The statement from GC 32 underscores the need for "openness" toward others, "even a stranger or an enemy." Jesuit mission has always had an outward thrust, seeking to engage other religions and cultures. Such outreach is just as important today. The Thirty-Fourth General Congregation wrote in its decree "Our Mission and Culture,"

"Ours must be a dialogue, born of respect for people, especially the poor, in which we share their cultural and spiritual values and offer our own cultural and spiritual treasures, in order to build up a community of peoples instructed by God's Word and enlivened by the Spirit as at Pentecost. Our service of the Christian faith must never disrupt the best impulses of the culture in which we work, nor can it be an alien imposition from outside."

The Congregation also pointed out that, "The Holy Father has repeatedly asked Jesuits to make interreligious dialogue an apostolic priority in the third millennium."

To fulfill this mission here at Holy Cross, we must become a community of many voices, representing many experiences, cultures, and religions. We welcome faculty from many backgrounds. Not only do they bring impressive intellectual gifts and a deep devotion to teaching and the care of our students, but they enrich us in many other ways. As Fr. Kolvenbach said in his talk to the meeting on international Jesuit education, "The mission of a Jesuit institution of higher education - as is the case with faith - is not imposed; rather it is proposed. In an ‘interface' of mutual respect and sincerity, colleagues are invited to share this mission and in different degrees to make it their own." In this spirit we have forums where we promote dialogue among our faculty and staff about the values of Jesuit education, as well as broader questions of meaning, ethics and faith. These have been a good learning experience for all sides. In practice we find that some who do not come from Catholic or Jesuit backgrounds are among the most ardent supporters of our Jesuit mission to explore questions of ultimate value and meaning, to promote justice and compassion for the poor, and to promote the fullest personal, moral and religious, as well as intellectual, development of our students.

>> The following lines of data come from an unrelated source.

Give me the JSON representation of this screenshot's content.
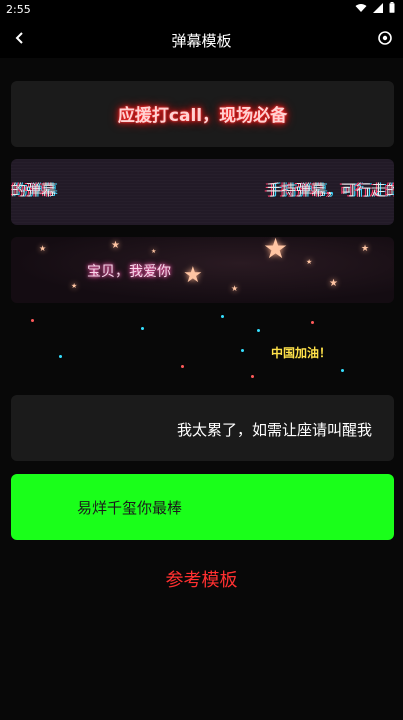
{
  "status_bar": {
    "time": "2:55"
  },
  "app_bar": {
    "title": "弹幕模板"
  },
  "templates": {
    "neon_red": "应援打call，现场必备",
    "glitch_left": "的弹幕",
    "glitch_right": "手持弹幕，可行走的",
    "stars": "宝贝，我爱你",
    "china": "中国加油！",
    "seat": "我太累了，如需让座请叫醒我",
    "green": "易烊千玺你最棒"
  },
  "reference_label": "参考模板",
  "colors": {
    "background": "#000000",
    "neon_red": "#ff2020",
    "green_card": "#1aff1a",
    "reference_text": "#ff3030",
    "china_text": "#ffe24a"
  }
}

We also are working to diversify further our student body. Not only is this a question of justice for those often left out of the elite institutions of higher education, but it is necessary to create the kind of intellectual, social, and educational environment that our mission demands. All of our students need to learn to understand, appreciate, and work with people from different races, classes, and cultures. In support of that goal, we have added staff in admissions and financial aid to recruit a larger and more diverse pool of qualified applicants, are establishing a number of academic, cultural, and social support programs to help insure the success of this new group of students, and working to raise students' awareness and understanding of multicultural issues.

Of course, one of the primary roles of the Center for Religion, Ethics and Culture is to promote intercultural and interreligious dialogue, even as it explores critical moral and religious questions. Since its opening in 2001, the Center has made impressive strides with its lecture series, attracting a wide variety of theologians and religious thinkers - Catholic and otherwise - to present their views and entertain questions.  The Kraft-Hiatt Program for Jewish-Christian Understanding; the Deitchman Family Lectures in Religion and Modernity; and the Thomas More Lectures on Faith, Service, and Religious Life are just three examples of programs that the Center has instituted, with great success. 

Those of us who have dedicated our lives to Jesuit education and are in touch with its day-to-day reality are convinced that, as we become more open, more diverse and more committed to the service of others, far from drifting away from our Catholic identity, we are reaffirming it and recommitting ourselves to our Jesuit mission, which has served as our foundation for more than 150 years.

Rev. Michael C. McFarland, S.J., president (2000-2012)

(April 2006)